Type of DegreeLandscape Thesis
Restriction TypeAuburn University Users
MetadataShow full item record

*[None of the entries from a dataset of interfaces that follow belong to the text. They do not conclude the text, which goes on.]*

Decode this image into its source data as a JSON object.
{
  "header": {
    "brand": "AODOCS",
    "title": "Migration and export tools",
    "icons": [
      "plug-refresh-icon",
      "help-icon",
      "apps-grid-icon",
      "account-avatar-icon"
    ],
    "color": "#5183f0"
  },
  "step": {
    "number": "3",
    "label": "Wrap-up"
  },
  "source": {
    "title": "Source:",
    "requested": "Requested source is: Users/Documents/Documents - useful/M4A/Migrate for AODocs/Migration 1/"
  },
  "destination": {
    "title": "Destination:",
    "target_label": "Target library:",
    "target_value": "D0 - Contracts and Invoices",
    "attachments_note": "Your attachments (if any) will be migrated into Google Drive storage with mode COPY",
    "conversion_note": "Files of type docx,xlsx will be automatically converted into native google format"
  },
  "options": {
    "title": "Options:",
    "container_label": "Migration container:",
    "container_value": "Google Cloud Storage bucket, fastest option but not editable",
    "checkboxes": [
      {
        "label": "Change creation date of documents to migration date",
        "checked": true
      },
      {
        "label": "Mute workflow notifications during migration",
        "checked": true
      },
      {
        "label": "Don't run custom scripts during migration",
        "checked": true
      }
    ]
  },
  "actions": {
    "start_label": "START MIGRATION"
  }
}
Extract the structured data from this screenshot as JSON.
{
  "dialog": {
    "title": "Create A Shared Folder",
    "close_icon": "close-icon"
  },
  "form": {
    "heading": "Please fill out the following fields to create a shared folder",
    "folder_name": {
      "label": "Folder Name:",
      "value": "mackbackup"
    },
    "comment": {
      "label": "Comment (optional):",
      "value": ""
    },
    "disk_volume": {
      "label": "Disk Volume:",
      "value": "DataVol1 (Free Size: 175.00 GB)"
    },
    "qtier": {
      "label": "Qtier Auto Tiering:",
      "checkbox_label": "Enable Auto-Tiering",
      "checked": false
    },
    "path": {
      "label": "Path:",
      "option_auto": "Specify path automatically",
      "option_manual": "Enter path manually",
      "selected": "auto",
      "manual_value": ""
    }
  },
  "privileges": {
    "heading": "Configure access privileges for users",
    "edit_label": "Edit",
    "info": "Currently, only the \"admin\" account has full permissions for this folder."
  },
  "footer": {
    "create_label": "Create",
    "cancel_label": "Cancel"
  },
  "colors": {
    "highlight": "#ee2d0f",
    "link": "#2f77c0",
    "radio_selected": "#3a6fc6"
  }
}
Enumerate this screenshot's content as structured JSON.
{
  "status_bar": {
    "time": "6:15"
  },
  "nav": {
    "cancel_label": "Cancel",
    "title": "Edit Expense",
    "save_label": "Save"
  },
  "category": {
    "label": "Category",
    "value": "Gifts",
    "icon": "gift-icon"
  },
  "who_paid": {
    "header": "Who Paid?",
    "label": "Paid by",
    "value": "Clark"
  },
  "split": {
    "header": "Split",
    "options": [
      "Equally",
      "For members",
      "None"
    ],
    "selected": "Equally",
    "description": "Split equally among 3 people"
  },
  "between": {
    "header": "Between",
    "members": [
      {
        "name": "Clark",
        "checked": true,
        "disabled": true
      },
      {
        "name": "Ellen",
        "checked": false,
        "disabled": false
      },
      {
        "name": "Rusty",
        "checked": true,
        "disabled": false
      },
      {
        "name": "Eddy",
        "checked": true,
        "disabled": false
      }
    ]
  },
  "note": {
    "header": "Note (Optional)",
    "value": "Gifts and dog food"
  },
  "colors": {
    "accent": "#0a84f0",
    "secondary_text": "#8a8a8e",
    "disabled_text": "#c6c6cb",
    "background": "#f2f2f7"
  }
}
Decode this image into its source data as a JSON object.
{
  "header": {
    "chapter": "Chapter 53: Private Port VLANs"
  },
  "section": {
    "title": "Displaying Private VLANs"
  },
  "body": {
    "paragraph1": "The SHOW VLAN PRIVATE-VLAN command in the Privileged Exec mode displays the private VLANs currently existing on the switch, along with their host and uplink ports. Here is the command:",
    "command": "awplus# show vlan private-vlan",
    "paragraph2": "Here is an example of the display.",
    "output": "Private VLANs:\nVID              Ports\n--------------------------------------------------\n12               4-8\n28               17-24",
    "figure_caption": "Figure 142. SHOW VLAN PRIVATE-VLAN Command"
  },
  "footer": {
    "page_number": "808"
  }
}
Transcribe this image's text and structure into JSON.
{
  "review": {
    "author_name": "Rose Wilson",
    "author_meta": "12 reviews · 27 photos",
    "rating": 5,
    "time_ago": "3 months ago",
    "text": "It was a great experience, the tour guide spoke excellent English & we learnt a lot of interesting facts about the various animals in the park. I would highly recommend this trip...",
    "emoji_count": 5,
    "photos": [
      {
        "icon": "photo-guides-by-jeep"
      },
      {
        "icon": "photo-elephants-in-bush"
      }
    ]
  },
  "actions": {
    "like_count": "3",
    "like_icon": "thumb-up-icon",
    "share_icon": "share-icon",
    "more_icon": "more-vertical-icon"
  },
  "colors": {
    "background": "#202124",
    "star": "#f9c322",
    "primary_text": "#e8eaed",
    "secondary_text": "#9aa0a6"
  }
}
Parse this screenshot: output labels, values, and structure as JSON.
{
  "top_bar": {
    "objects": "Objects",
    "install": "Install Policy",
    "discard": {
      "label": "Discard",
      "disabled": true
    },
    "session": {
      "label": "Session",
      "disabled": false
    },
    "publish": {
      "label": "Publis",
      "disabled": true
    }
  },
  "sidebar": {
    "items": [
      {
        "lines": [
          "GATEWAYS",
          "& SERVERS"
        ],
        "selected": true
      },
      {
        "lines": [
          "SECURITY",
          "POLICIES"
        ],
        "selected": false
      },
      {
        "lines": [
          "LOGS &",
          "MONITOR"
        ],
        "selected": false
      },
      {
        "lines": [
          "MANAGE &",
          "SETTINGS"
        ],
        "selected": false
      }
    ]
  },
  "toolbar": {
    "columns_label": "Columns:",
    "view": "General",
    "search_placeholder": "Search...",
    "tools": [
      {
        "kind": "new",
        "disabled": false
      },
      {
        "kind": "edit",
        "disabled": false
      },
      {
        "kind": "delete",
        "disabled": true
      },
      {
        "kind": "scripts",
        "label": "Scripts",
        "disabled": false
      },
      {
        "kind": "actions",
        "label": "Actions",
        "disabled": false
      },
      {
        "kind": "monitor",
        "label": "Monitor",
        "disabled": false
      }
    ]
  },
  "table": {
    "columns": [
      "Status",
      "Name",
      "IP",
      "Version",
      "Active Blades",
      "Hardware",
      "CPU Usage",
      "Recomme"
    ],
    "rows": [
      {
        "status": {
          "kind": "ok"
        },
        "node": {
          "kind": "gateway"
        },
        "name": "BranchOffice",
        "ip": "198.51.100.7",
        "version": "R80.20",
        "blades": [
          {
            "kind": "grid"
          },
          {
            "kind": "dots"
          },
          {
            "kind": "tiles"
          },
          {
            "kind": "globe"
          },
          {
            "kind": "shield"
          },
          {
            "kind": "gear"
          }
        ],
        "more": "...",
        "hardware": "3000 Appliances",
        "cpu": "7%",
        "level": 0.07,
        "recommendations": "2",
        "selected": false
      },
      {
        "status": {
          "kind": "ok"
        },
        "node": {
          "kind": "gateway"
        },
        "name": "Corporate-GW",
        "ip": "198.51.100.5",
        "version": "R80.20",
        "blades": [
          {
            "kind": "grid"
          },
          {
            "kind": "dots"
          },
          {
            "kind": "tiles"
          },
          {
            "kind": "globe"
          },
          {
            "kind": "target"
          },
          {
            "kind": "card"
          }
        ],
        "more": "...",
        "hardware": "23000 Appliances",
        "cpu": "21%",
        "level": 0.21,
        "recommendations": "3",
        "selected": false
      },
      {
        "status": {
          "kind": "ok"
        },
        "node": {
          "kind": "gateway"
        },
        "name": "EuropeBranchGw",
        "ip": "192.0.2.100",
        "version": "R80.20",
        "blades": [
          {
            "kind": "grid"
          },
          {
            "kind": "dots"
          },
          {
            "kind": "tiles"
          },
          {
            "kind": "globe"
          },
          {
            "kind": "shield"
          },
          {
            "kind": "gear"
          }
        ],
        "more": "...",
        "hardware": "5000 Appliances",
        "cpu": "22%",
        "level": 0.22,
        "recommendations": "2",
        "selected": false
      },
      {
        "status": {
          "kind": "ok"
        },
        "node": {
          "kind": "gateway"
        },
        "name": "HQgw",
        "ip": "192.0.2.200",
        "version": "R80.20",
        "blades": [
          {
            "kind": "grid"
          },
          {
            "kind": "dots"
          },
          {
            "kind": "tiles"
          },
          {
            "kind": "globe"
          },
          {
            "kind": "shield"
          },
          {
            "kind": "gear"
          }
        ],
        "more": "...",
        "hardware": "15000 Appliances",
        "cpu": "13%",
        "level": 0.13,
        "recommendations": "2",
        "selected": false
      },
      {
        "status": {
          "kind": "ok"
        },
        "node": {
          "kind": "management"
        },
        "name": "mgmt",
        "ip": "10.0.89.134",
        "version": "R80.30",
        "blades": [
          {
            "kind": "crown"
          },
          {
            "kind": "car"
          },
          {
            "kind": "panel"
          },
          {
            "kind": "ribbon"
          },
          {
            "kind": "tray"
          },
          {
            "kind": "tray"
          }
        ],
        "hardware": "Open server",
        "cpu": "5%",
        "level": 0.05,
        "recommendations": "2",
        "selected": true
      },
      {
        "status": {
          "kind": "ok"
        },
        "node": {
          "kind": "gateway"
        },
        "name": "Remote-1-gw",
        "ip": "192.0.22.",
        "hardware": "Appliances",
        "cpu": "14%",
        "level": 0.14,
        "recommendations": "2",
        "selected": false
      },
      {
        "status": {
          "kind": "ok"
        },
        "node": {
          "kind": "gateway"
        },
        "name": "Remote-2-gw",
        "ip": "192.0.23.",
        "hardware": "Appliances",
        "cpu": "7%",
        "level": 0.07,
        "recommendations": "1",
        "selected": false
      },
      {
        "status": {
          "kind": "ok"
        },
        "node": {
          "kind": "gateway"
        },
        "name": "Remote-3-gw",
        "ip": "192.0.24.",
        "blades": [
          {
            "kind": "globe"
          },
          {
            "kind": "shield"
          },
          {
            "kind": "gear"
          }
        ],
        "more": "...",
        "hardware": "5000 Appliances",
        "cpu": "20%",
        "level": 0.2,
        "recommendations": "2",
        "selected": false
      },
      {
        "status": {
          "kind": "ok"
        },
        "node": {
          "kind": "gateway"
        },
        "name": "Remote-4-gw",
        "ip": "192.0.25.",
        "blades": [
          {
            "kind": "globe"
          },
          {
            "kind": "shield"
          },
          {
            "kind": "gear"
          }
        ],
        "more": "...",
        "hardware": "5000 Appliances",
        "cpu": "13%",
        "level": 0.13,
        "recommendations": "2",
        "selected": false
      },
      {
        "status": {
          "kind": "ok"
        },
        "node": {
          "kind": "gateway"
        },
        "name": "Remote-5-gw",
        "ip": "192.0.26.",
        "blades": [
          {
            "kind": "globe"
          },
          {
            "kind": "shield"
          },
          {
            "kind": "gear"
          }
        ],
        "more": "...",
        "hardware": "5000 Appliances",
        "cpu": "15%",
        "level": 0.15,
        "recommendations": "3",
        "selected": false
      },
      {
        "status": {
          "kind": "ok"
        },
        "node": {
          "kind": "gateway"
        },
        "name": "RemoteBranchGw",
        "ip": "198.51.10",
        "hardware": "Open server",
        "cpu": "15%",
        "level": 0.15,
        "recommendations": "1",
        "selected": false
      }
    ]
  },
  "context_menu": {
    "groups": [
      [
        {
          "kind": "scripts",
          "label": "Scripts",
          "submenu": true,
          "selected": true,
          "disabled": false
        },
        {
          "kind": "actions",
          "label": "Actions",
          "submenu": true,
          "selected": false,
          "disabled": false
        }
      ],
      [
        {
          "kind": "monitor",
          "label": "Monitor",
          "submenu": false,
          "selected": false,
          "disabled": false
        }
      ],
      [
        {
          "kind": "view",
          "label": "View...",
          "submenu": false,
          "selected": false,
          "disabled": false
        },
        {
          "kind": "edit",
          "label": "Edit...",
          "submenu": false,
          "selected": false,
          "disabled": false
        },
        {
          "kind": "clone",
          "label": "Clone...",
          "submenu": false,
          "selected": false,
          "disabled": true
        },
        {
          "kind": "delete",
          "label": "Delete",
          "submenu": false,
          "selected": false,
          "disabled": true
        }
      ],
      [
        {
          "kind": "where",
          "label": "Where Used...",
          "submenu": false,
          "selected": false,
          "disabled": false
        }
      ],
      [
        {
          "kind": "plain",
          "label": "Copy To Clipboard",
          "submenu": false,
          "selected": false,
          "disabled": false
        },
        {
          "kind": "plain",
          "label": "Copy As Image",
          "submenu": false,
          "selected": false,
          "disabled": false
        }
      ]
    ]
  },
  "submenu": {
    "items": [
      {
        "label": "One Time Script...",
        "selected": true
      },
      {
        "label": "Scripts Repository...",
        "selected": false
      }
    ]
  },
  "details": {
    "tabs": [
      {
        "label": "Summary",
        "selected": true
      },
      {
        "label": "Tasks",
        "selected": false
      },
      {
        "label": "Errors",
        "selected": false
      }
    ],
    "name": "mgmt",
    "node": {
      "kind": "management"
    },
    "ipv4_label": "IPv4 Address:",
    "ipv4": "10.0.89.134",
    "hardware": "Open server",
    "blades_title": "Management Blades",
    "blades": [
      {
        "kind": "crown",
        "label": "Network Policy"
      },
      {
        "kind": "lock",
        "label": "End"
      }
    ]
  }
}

Landscape designs, nowadays, are commonly presented as compelling visions, both in real projects and conceptual designs. By the end of the deadline, people will be able to experience the new environment as the vision promised. In this type of plan for the environment, the design approach is most likely to have static outcomes, and to miss dynamic, complex, and rich qualities of the environment -- as McLuhan said “invisible environment.” Landscape’s dynamic qualities could be represented as the processes (visible and invisible) over time. In 1966, Marshall McLuhan wrote that “Environments are not just containers, but are processes that change the content totally.” Process-based design is the approach that explores and is inspired by these environmental processes. Process-based design can offer a noticeable advantage in terms of time management. It thus can contribute to other related aspects, such as economy and social fabric enhancement. Further, process-based design as the product of revealing the time and culture of the environment is capable of highlighting the time sequence of the environment. It generates the wider dialogue for the public to engage with the timeline of the space. From the historical significance to the future revolutions, this design approach offers the public opportunities to witness and understand every transitional moments and process.